## WHAT YOU HAVE TO DO
Only lines holding "nRows" are needed; copy each of them from the data below.

## PROVIDED MATERIAL
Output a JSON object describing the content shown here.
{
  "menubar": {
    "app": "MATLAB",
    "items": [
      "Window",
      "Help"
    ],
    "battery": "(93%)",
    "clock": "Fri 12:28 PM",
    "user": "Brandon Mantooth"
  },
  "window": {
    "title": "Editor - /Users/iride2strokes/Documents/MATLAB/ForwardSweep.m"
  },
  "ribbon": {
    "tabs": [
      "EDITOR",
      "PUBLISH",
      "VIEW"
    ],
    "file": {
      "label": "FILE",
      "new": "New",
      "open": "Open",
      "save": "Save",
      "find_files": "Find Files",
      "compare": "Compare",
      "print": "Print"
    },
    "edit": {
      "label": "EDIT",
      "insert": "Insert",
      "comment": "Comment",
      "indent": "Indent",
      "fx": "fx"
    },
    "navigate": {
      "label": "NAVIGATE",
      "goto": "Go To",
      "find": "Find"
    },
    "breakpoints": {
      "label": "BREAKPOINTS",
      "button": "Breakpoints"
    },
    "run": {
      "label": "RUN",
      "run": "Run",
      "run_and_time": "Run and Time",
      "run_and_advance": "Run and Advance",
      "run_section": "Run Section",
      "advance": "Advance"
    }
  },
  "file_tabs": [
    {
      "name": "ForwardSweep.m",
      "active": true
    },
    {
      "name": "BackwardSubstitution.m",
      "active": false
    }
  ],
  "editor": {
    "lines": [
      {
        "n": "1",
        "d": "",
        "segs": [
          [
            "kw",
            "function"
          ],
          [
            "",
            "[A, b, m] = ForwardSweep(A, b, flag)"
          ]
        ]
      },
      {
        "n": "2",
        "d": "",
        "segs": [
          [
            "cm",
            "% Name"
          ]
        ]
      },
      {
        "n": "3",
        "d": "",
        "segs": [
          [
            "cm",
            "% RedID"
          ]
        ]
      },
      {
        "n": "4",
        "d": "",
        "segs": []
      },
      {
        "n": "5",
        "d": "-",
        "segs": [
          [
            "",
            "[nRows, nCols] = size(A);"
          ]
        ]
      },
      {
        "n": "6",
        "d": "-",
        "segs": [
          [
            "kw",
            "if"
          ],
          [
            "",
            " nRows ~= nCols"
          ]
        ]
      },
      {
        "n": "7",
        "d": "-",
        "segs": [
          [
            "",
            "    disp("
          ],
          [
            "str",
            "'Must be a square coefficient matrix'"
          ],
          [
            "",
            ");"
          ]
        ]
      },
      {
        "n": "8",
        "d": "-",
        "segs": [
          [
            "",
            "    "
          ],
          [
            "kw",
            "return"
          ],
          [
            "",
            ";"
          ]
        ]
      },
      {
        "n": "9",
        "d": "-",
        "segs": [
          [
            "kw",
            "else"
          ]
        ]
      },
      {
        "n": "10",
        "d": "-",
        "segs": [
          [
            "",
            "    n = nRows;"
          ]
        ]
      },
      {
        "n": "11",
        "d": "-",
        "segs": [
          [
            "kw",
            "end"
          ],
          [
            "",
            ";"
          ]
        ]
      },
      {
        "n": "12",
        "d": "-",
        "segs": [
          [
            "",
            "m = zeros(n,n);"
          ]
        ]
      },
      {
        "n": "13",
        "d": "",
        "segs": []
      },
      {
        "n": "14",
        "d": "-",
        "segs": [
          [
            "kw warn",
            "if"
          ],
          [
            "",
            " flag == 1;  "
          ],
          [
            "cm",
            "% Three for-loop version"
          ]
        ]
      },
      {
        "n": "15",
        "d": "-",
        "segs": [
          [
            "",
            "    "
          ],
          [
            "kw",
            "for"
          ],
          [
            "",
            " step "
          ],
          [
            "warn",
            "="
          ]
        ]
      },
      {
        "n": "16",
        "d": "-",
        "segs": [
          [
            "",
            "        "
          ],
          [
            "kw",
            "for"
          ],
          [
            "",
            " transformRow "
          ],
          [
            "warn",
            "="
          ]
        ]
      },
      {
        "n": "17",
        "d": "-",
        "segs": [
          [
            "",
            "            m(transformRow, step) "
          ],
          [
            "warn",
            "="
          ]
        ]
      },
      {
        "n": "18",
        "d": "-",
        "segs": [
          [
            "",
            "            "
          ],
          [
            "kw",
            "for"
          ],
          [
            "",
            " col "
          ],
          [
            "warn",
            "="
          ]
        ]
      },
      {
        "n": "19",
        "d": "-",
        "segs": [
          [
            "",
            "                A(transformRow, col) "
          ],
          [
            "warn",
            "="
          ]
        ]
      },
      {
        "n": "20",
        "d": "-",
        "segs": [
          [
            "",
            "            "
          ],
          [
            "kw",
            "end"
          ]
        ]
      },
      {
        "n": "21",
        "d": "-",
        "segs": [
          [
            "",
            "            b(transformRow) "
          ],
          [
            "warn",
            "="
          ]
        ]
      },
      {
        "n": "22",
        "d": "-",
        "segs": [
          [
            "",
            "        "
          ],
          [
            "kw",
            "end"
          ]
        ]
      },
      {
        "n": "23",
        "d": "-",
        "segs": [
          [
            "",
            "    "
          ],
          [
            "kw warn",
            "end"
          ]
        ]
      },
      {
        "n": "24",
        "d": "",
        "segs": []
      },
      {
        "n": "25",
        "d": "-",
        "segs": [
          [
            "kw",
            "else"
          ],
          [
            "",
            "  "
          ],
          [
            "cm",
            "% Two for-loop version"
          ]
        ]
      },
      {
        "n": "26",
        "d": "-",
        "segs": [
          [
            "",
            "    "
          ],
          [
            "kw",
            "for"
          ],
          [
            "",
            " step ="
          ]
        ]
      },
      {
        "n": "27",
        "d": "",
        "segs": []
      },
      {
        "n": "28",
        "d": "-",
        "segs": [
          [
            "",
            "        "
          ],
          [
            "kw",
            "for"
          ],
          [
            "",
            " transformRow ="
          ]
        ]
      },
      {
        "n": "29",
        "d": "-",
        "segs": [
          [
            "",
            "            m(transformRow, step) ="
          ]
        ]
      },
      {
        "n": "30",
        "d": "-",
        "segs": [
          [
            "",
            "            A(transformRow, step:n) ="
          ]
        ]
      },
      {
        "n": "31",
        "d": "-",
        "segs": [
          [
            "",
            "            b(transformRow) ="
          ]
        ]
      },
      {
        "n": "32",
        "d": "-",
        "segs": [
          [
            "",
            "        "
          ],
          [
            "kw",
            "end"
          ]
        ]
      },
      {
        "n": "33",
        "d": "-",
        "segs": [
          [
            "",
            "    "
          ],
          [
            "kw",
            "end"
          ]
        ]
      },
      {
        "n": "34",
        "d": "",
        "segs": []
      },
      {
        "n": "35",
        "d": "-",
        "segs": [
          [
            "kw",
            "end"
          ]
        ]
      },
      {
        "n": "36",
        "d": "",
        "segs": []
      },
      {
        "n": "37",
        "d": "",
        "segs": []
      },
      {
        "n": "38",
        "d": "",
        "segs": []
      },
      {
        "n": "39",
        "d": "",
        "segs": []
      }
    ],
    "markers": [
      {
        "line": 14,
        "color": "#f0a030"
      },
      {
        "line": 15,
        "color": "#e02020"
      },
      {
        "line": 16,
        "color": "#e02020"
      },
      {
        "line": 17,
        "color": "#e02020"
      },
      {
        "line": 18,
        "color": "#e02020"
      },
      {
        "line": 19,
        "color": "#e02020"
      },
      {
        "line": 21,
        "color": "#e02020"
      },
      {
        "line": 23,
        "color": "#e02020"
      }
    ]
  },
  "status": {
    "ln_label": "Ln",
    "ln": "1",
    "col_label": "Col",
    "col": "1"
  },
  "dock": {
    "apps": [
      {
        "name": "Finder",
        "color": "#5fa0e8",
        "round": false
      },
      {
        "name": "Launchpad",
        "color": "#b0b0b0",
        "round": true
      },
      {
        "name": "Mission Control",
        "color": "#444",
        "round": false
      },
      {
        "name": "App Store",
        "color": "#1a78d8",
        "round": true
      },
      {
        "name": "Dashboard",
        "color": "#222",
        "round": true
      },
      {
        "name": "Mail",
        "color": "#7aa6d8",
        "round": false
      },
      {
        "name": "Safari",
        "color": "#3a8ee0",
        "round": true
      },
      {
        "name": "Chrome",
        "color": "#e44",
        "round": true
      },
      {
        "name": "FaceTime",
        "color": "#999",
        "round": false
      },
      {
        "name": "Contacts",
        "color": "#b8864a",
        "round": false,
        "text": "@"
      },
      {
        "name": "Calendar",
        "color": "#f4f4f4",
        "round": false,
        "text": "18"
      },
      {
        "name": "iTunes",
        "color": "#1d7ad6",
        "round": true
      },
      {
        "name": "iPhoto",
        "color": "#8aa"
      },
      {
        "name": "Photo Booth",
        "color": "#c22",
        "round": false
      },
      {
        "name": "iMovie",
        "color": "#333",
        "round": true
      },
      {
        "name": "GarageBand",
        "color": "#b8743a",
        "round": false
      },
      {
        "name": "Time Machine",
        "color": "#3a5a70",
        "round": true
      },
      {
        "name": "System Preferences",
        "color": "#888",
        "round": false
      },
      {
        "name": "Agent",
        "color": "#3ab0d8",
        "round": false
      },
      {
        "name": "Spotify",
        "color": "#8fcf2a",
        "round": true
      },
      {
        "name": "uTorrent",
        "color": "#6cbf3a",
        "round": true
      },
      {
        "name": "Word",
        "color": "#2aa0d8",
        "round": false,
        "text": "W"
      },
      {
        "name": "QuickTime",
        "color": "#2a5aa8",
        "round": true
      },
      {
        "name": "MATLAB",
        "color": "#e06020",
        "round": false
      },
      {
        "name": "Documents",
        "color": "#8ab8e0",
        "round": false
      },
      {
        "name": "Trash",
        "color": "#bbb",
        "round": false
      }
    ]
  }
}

## ANSWER SECTION
            "[nRows, nCols] = size(A);"
            " nRows ~= nCols"
            "    n = nRows;"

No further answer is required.